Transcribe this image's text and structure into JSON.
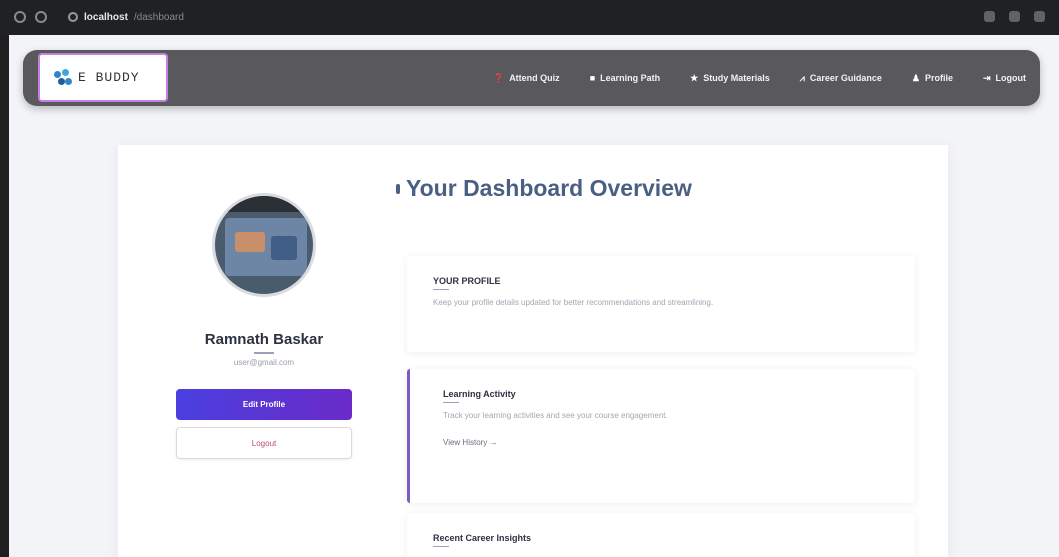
{
  "browser": {
    "host": "localhost",
    "path": "/dashboard"
  },
  "brand": {
    "logo_text": "E BUDDY",
    "accent": "#c77ce6"
  },
  "nav": {
    "items": [
      {
        "icon": "question-circle-icon",
        "glyph": "❓",
        "label": "Attend Quiz"
      },
      {
        "icon": "book-icon",
        "glyph": "■",
        "label": "Learning Path"
      },
      {
        "icon": "star-icon",
        "glyph": "★",
        "label": "Study Materials"
      },
      {
        "icon": "chart-icon",
        "glyph": "⩘",
        "label": "Career Guidance"
      },
      {
        "icon": "user-icon",
        "glyph": "♟",
        "label": "Profile"
      },
      {
        "icon": "logout-icon",
        "glyph": "⇥",
        "label": "Logout"
      }
    ]
  },
  "profile": {
    "name": "Ramnath Baskar",
    "email": "user@gmail.com",
    "edit_label": "Edit Profile",
    "logout_label": "Logout"
  },
  "dashboard": {
    "title": "Your Dashboard Overview",
    "sections": [
      {
        "title": "YOUR PROFILE",
        "desc": "Keep your profile details updated for better recommendations and streamlining."
      },
      {
        "title": "Learning Activity",
        "desc": "Track your learning activities and see your course engagement.",
        "link": "View History →"
      },
      {
        "title": "Recent Career Insights"
      }
    ]
  }
}
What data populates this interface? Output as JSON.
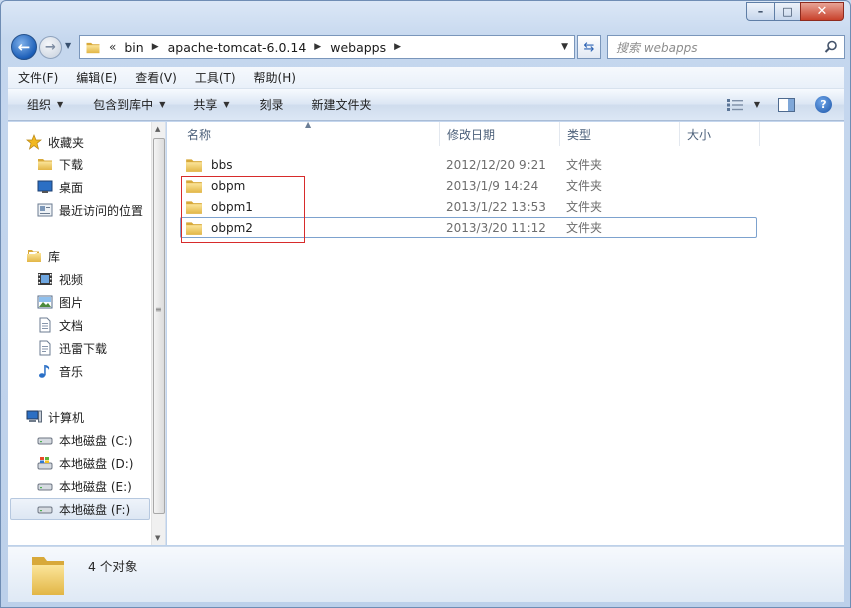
{
  "window": {
    "controls": {
      "minimize": "–",
      "maximize": "□",
      "close": "✕"
    }
  },
  "nav": {
    "back": "←",
    "forward": "→",
    "breadcrumb_overflow": "«",
    "breadcrumbs": [
      "bin",
      "apache-tomcat-6.0.14",
      "webapps"
    ],
    "search_placeholder": "搜索 webapps"
  },
  "menu": [
    "文件(F)",
    "编辑(E)",
    "查看(V)",
    "工具(T)",
    "帮助(H)"
  ],
  "toolbar": {
    "organize": "组织",
    "include_library": "包含到库中",
    "share": "共享",
    "burn": "刻录",
    "new_folder": "新建文件夹",
    "help": "?"
  },
  "sidebar": {
    "favorites": {
      "label": "收藏夹",
      "items": [
        "下载",
        "桌面",
        "最近访问的位置"
      ]
    },
    "libraries": {
      "label": "库",
      "items": [
        "视频",
        "图片",
        "文档",
        "迅雷下载",
        "音乐"
      ]
    },
    "computer": {
      "label": "计算机",
      "items": [
        "本地磁盘 (C:)",
        "本地磁盘 (D:)",
        "本地磁盘 (E:)",
        "本地磁盘 (F:)"
      ],
      "selected": "本地磁盘 (F:)"
    }
  },
  "columns": {
    "name": "名称",
    "modified": "修改日期",
    "type": "类型",
    "size": "大小"
  },
  "files": [
    {
      "name": "bbs",
      "modified": "2012/12/20 9:21",
      "type": "文件夹"
    },
    {
      "name": "obpm",
      "modified": "2013/1/9 14:24",
      "type": "文件夹"
    },
    {
      "name": "obpm1",
      "modified": "2013/1/22 13:53",
      "type": "文件夹"
    },
    {
      "name": "obpm2",
      "modified": "2013/3/20 11:12",
      "type": "文件夹"
    }
  ],
  "status": {
    "count": "4 个对象"
  },
  "colors": {
    "highlight_box": "#d72b2b",
    "folder": "#e8c050",
    "accent": "#1d5fb8"
  }
}
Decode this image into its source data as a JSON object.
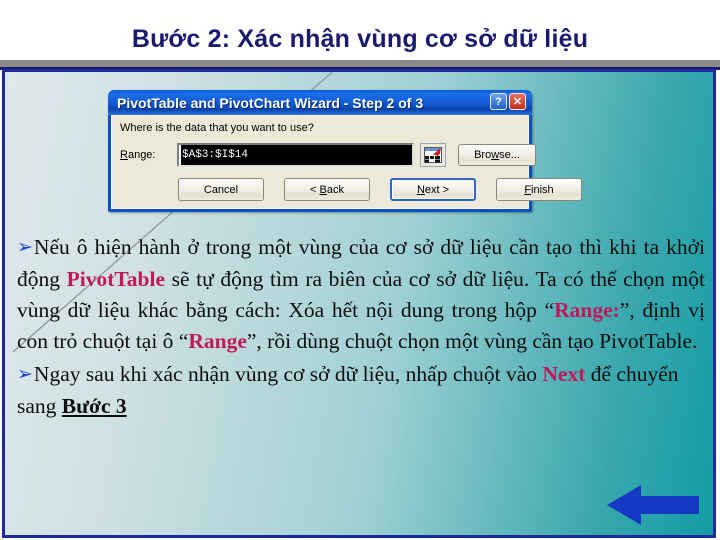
{
  "slide": {
    "title": "Bước 2: Xác nhận vùng cơ sở dữ liệu",
    "accent_navy": "#1a1a6e",
    "accent_pink": "#c2185b",
    "panel_border": "#1c2a9b",
    "arrow_color": "#1639c4"
  },
  "dialog": {
    "title": "PivotTable and PivotChart Wizard - Step 2 of 3",
    "help_button": "?",
    "close_button": "✕",
    "prompt": "Where is the data that you want to use?",
    "range_label": "Range:",
    "range_label_accesskey": "R",
    "range_value": "$A$3:$I$14",
    "range_picker_icon": "range-select-icon",
    "browse_label": "Browse...",
    "browse_accesskey": "w",
    "buttons": [
      {
        "label": "Cancel",
        "name": "cancel-button",
        "accesskey": "",
        "focused": false
      },
      {
        "label": "< Back",
        "name": "back-button",
        "accesskey": "B",
        "focused": false
      },
      {
        "label": "Next >",
        "name": "next-button",
        "accesskey": "N",
        "focused": true
      },
      {
        "label": "Finish",
        "name": "finish-button",
        "accesskey": "F",
        "focused": false
      }
    ]
  },
  "content": {
    "bullet_glyph": "➢",
    "paragraph1": {
      "t1": "Nếu ô hiện hành ở trong một vùng của cơ sở dữ liệu cần tạo  thì khi ta khởi động ",
      "em1": "PivotTable",
      "t2": " sẽ tự động tìm ra biên của cơ sở dữ liệu. Ta có thể chọn một vùng dữ liệu khác bằng cách: Xóa hết nội dung trong hộp “",
      "em2": "Range:",
      "t3": "”, định vị con trỏ chuột tại ô “",
      "em3": "Range",
      "t4": "”, rồi dùng chuột chọn một vùng cần tạo PivotTable."
    },
    "paragraph2": {
      "t1": "Ngay sau khi xác nhận vùng cơ sở dữ liệu, nhấp chuột vào ",
      "em1": "Next",
      "t2": " để chuyển sang ",
      "em2": "Bước 3"
    }
  }
}
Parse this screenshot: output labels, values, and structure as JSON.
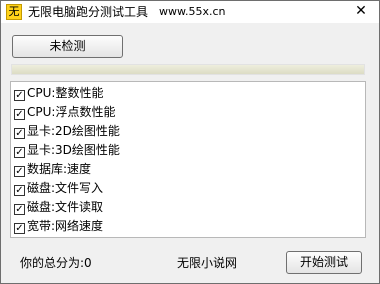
{
  "titlebar": {
    "icon_glyph": "无",
    "title": "无限电脑跑分测试工具",
    "url": "www.55x.cn",
    "close_glyph": "✕"
  },
  "status": {
    "button_label": "未检测"
  },
  "progress": {
    "percent": 0
  },
  "tests": {
    "check_glyph": "✓",
    "items": [
      {
        "label": "CPU:整数性能",
        "checked": true
      },
      {
        "label": "CPU:浮点数性能",
        "checked": true
      },
      {
        "label": "显卡:2D绘图性能",
        "checked": true
      },
      {
        "label": "显卡:3D绘图性能",
        "checked": true
      },
      {
        "label": "数据库:速度",
        "checked": true
      },
      {
        "label": "磁盘:文件写入",
        "checked": true
      },
      {
        "label": "磁盘:文件读取",
        "checked": true
      },
      {
        "label": "宽带:网络速度",
        "checked": true
      }
    ]
  },
  "footer": {
    "score_text": "你的总分为:0",
    "brand": "无限小说网",
    "start_label": "开始测试"
  },
  "colors": {
    "icon_bg": "#ffd21a",
    "progress_track": "#dcdcc4"
  }
}
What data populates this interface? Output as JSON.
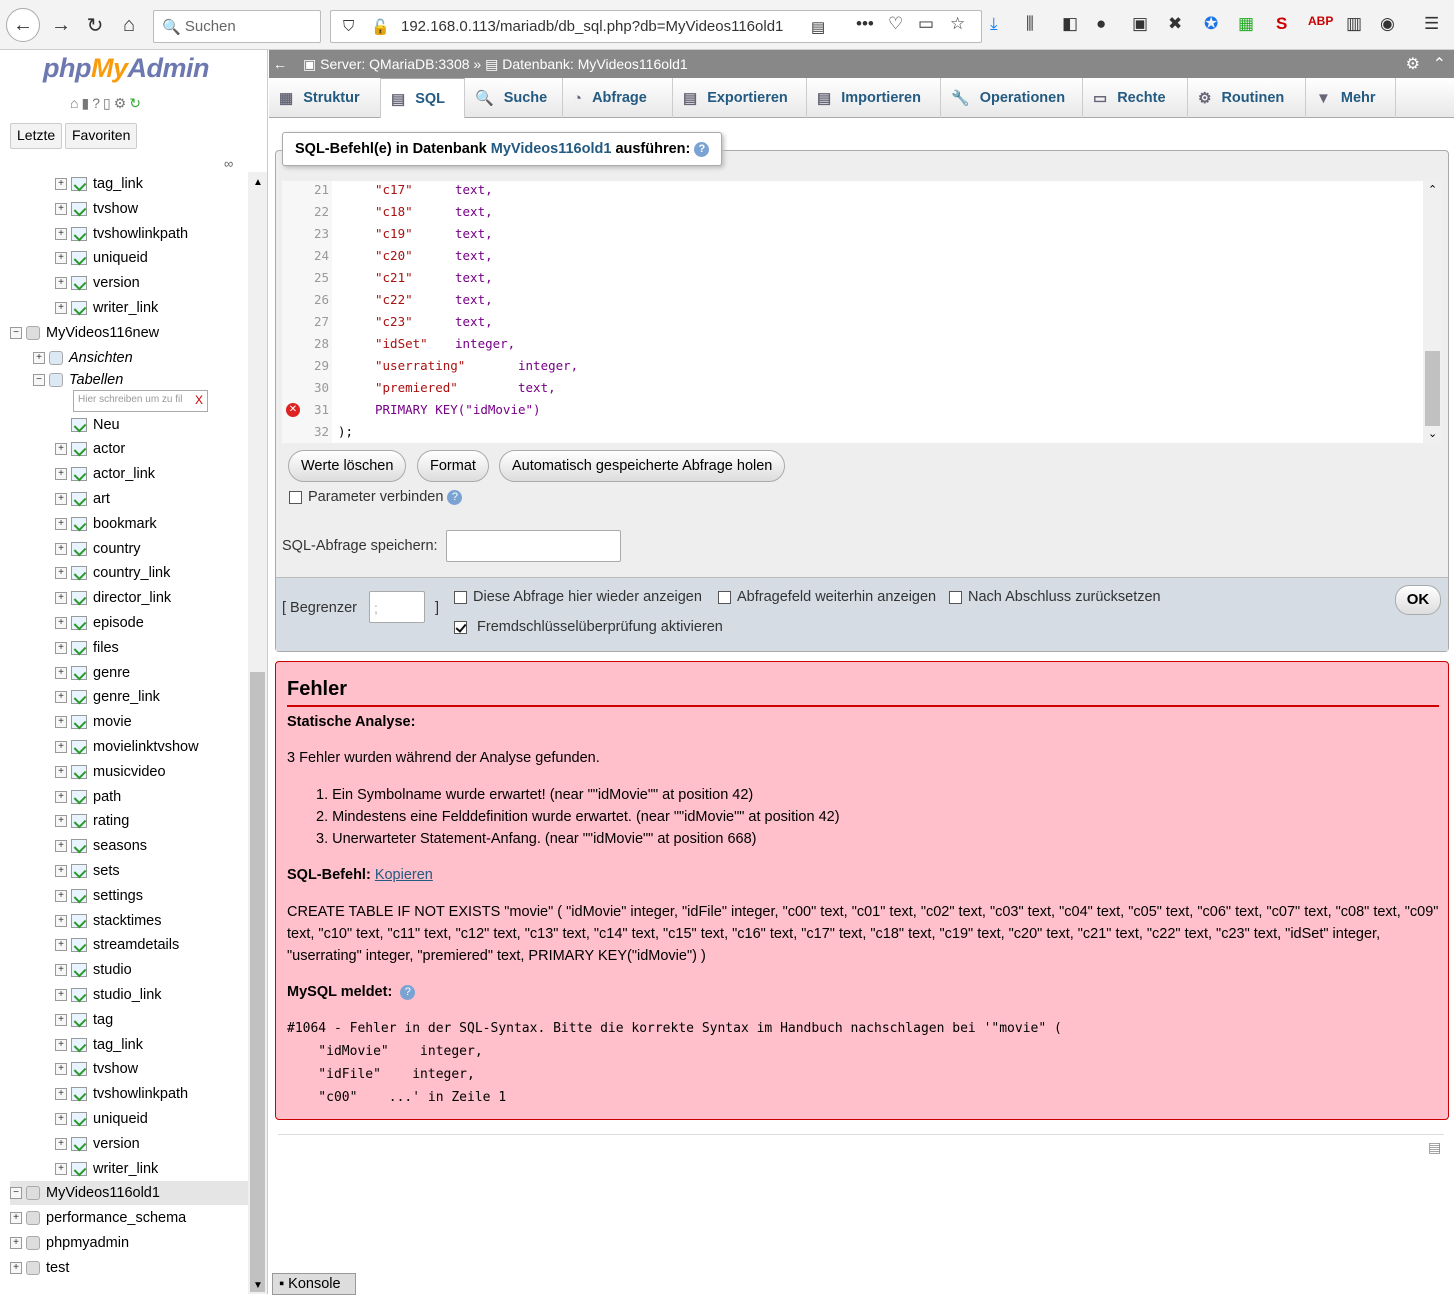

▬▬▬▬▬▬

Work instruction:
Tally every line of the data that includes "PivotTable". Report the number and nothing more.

Solution for this task:
3